Problem requirements: Using the records below, find every line that includes "baseline" and copy it.

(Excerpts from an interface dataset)
___
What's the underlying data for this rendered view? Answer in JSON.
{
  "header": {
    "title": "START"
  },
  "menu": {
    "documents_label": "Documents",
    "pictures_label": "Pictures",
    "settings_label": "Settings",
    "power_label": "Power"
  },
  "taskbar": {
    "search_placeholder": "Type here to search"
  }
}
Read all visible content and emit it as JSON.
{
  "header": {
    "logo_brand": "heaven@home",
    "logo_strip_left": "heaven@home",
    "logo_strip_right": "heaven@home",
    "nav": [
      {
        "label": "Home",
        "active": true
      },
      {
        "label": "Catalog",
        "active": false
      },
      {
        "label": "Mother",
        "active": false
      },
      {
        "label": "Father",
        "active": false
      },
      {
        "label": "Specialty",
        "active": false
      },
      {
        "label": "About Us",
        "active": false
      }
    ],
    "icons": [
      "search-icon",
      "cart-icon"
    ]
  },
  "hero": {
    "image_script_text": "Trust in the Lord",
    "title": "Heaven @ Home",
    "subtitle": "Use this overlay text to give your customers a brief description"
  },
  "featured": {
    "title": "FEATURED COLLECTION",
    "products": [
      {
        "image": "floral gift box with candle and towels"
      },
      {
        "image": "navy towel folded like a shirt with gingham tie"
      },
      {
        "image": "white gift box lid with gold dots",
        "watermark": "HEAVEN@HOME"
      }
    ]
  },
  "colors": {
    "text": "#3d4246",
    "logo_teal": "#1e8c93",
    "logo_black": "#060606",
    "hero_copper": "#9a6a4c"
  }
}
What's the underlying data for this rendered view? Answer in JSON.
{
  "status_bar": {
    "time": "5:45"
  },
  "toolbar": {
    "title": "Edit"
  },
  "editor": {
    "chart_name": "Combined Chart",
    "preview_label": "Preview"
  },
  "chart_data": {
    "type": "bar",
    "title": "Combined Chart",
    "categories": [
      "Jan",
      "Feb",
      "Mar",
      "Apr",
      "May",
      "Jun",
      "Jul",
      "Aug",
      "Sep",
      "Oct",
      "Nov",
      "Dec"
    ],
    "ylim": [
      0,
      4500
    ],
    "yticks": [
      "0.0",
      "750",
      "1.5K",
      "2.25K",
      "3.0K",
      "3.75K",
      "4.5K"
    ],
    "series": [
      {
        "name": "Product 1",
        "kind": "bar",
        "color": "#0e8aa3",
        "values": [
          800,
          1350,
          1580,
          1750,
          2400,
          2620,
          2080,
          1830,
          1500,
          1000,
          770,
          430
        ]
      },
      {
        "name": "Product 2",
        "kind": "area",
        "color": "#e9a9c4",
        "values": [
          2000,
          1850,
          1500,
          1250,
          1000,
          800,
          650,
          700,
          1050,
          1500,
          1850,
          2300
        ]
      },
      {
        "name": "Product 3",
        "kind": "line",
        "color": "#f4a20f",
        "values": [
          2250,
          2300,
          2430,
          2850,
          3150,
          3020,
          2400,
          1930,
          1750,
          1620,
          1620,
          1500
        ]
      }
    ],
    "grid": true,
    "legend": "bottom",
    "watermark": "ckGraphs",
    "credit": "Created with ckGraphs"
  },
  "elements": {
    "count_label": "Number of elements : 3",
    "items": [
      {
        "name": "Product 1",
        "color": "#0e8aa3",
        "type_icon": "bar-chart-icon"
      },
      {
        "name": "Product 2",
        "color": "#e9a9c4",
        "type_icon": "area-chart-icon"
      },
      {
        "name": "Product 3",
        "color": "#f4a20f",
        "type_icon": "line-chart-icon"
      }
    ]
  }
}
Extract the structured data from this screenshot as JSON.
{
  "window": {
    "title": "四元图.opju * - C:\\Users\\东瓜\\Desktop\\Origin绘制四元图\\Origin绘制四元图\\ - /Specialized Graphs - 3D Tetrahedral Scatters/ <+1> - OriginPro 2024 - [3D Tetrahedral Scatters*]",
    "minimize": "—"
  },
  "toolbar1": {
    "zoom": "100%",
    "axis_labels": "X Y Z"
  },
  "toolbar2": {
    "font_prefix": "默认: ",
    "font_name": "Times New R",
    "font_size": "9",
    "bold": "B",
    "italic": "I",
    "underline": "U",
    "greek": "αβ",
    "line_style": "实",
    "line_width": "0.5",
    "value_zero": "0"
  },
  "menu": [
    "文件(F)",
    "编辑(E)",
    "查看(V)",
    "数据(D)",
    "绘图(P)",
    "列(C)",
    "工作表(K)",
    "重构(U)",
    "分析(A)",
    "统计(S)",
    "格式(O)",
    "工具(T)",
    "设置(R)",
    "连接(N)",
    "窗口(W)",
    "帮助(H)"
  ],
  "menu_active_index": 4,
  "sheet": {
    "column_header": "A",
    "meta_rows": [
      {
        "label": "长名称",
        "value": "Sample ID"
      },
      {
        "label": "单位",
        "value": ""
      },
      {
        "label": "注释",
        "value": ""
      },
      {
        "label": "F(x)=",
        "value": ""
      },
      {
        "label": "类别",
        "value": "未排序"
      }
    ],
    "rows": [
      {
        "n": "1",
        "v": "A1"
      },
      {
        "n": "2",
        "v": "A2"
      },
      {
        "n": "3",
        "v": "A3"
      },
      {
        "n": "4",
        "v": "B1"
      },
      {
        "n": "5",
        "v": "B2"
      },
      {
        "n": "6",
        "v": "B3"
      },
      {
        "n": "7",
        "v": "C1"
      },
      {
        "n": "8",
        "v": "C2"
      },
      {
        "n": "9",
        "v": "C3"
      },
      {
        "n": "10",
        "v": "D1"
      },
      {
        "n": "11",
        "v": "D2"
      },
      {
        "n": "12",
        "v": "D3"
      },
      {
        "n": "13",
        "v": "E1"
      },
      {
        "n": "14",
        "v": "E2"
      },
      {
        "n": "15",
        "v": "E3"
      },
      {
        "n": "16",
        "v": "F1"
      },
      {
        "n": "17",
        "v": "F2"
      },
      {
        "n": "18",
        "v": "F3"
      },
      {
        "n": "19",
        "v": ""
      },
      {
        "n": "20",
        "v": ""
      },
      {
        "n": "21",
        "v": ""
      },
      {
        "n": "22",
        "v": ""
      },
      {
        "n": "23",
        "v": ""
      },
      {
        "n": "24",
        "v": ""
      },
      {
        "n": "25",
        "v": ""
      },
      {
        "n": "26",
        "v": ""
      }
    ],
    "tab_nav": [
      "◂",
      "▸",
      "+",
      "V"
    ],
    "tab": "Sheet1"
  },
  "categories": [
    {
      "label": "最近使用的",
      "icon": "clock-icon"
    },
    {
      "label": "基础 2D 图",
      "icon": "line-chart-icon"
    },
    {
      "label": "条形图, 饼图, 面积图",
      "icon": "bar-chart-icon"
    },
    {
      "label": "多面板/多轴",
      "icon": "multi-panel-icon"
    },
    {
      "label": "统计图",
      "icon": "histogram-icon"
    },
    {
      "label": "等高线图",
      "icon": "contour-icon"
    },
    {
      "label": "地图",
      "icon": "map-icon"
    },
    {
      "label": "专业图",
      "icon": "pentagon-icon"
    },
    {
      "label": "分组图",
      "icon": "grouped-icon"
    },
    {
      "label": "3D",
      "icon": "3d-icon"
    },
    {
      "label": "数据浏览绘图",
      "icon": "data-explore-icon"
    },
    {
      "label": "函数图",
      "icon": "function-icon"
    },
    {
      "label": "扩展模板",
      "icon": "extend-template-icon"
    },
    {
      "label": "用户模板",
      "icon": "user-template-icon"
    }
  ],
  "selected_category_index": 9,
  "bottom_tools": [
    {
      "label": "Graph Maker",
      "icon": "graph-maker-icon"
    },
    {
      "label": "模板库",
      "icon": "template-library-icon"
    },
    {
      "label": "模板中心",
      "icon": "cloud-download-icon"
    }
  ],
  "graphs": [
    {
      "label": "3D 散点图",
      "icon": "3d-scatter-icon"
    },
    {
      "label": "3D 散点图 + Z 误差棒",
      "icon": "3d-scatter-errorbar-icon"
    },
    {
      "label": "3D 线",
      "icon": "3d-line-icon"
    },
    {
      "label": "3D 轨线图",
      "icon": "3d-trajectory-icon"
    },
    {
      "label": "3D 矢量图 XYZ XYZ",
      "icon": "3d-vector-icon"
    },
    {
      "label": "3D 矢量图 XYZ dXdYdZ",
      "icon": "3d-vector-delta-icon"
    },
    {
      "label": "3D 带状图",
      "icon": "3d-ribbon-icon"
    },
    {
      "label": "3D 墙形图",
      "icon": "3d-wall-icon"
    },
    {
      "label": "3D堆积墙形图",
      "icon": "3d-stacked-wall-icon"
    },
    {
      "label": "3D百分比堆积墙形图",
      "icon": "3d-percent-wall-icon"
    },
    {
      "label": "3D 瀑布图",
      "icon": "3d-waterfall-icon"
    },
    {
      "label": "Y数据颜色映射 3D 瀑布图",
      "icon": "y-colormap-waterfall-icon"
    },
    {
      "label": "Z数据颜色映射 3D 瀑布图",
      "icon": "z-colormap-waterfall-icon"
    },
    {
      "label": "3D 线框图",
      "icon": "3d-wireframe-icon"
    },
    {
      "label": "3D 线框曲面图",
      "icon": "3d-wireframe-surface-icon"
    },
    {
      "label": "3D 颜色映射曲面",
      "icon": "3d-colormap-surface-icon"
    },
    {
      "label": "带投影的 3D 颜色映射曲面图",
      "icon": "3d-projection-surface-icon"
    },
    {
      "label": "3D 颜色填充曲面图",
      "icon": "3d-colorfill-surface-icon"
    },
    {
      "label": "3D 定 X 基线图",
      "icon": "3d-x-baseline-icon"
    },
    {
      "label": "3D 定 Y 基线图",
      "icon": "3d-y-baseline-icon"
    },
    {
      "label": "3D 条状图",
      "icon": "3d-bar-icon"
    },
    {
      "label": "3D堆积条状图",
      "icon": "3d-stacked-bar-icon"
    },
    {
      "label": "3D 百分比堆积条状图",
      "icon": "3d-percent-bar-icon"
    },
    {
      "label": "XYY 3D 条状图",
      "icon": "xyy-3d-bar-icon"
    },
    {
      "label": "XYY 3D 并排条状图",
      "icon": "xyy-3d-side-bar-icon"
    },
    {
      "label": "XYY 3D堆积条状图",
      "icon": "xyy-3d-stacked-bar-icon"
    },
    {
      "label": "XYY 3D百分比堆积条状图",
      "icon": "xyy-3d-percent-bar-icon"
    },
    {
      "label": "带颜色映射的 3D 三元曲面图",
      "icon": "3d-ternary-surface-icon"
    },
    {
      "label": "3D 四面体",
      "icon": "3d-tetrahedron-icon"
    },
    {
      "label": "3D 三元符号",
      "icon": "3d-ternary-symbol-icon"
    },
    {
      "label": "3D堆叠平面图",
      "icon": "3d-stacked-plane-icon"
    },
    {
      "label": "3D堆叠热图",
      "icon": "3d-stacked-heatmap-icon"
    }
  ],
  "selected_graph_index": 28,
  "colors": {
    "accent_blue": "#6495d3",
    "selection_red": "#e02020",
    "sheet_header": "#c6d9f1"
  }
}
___
Output below:
      "icon": "3d-x-baseline-icon"
      "icon": "3d-y-baseline-icon"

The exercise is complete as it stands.